Task item:
Set the listing down unchanged, minus every embedded image.

Data records:
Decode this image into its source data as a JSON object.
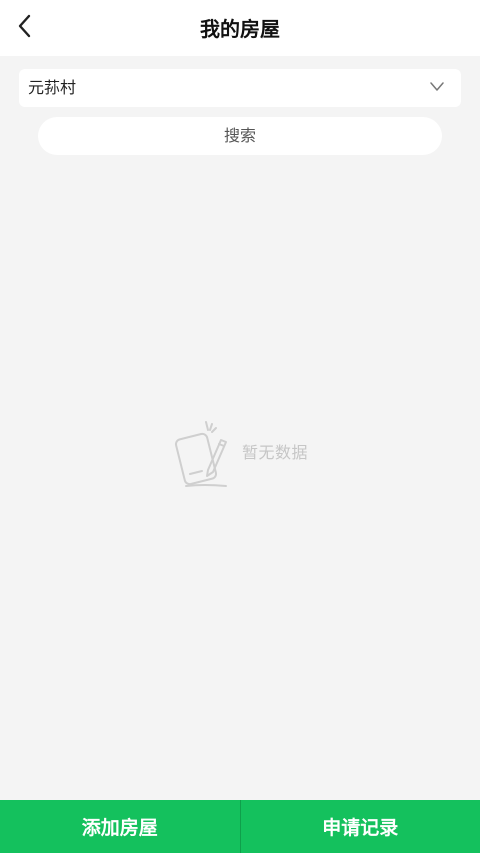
{
  "header": {
    "title": "我的房屋",
    "back_icon": "chevron-left-icon"
  },
  "filter": {
    "selected_village": "元荪村",
    "dropdown_icon": "chevron-down-icon",
    "search_label": "搜索"
  },
  "empty_state": {
    "icon": "empty-document-icon",
    "text": "暂无数据"
  },
  "bottom_bar": {
    "add_label": "添加房屋",
    "records_label": "申请记录"
  },
  "colors": {
    "accent": "#14c15d",
    "background": "#f4f4f4",
    "empty_text": "#c6c6c6"
  }
}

Answer to this task:
Decode this image into its source data as a JSON object.
{
  "header": {
    "title": "我的房屋",
    "back_icon": "chevron-left-icon"
  },
  "filter": {
    "selected_village": "元荪村",
    "dropdown_icon": "chevron-down-icon",
    "search_label": "搜索"
  },
  "empty_state": {
    "icon": "empty-document-icon",
    "text": "暂无数据"
  },
  "bottom_bar": {
    "add_label": "添加房屋",
    "records_label": "申请记录"
  },
  "colors": {
    "accent": "#14c15d",
    "background": "#f4f4f4",
    "empty_text": "#c6c6c6"
  }
}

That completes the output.